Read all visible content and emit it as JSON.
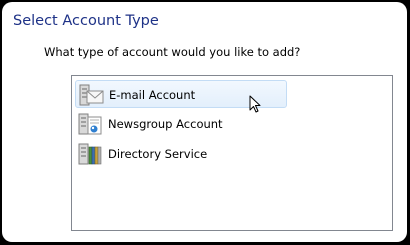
{
  "dialog": {
    "title": "Select Account Type",
    "question": "What type of account would you like to add?"
  },
  "account_types": [
    {
      "label": "E-mail Account",
      "icon": "email-account-icon",
      "selected": true
    },
    {
      "label": "Newsgroup Account",
      "icon": "newsgroup-account-icon",
      "selected": false
    },
    {
      "label": "Directory Service",
      "icon": "directory-service-icon",
      "selected": false
    }
  ],
  "colors": {
    "title": "#1e3287",
    "selection_top": "#f2f8fe",
    "selection_bottom": "#e3effc",
    "selection_border": "#c3dcf5",
    "listbox_border": "#828790"
  }
}
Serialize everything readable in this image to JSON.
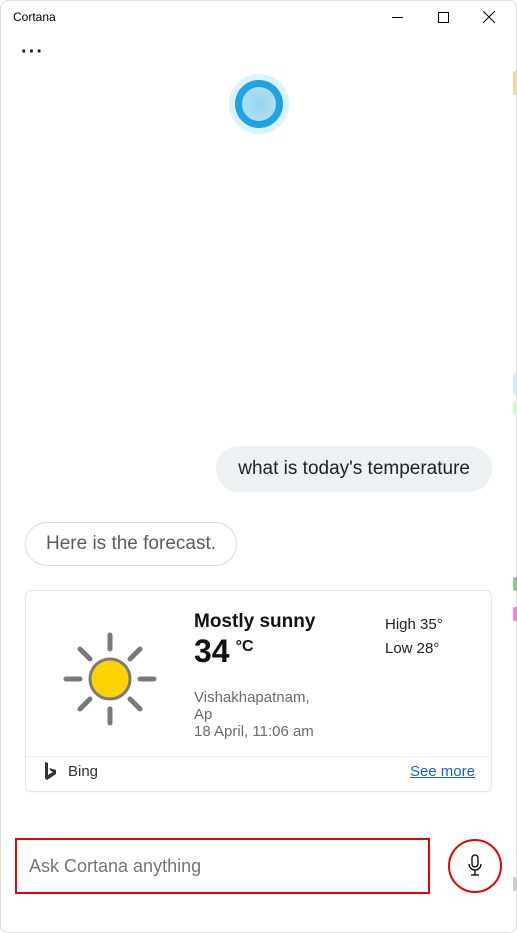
{
  "window": {
    "title": "Cortana"
  },
  "chat": {
    "user_msg": "what is today's temperature",
    "assistant_msg": "Here is the forecast."
  },
  "weather": {
    "condition": "Mostly sunny",
    "temperature": "34",
    "unit": "°C",
    "high_label": "High 35°",
    "low_label": "Low 28°",
    "location": "Vishakhapatnam,",
    "region": "Ap",
    "timestamp": "18 April, 11:06 am"
  },
  "card_footer": {
    "source": "Bing",
    "see_more": "See more"
  },
  "input": {
    "placeholder": "Ask Cortana anything"
  }
}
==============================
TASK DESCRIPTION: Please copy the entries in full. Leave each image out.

OUTPUT:
Read all visible content and emit it as JSON.
{
  "dialog": {
    "title": "Select Account Type",
    "question": "What type of account would you like to add?"
  },
  "account_types": [
    {
      "label": "E-mail Account",
      "icon": "email-account-icon",
      "selected": true
    },
    {
      "label": "Newsgroup Account",
      "icon": "newsgroup-account-icon",
      "selected": false
    },
    {
      "label": "Directory Service",
      "icon": "directory-service-icon",
      "selected": false
    }
  ],
  "colors": {
    "title": "#1e3287",
    "selection_top": "#f2f8fe",
    "selection_bottom": "#e3effc",
    "selection_border": "#c3dcf5",
    "listbox_border": "#828790"
  }
}
Serialize everything readable in this image to JSON.
{
  "window": {
    "title": "Cortana"
  },
  "chat": {
    "user_msg": "what is today's temperature",
    "assistant_msg": "Here is the forecast."
  },
  "weather": {
    "condition": "Mostly sunny",
    "temperature": "34",
    "unit": "°C",
    "high_label": "High 35°",
    "low_label": "Low 28°",
    "location": "Vishakhapatnam,",
    "region": "Ap",
    "timestamp": "18 April, 11:06 am"
  },
  "card_footer": {
    "source": "Bing",
    "see_more": "See more"
  },
  "input": {
    "placeholder": "Ask Cortana anything"
  }
}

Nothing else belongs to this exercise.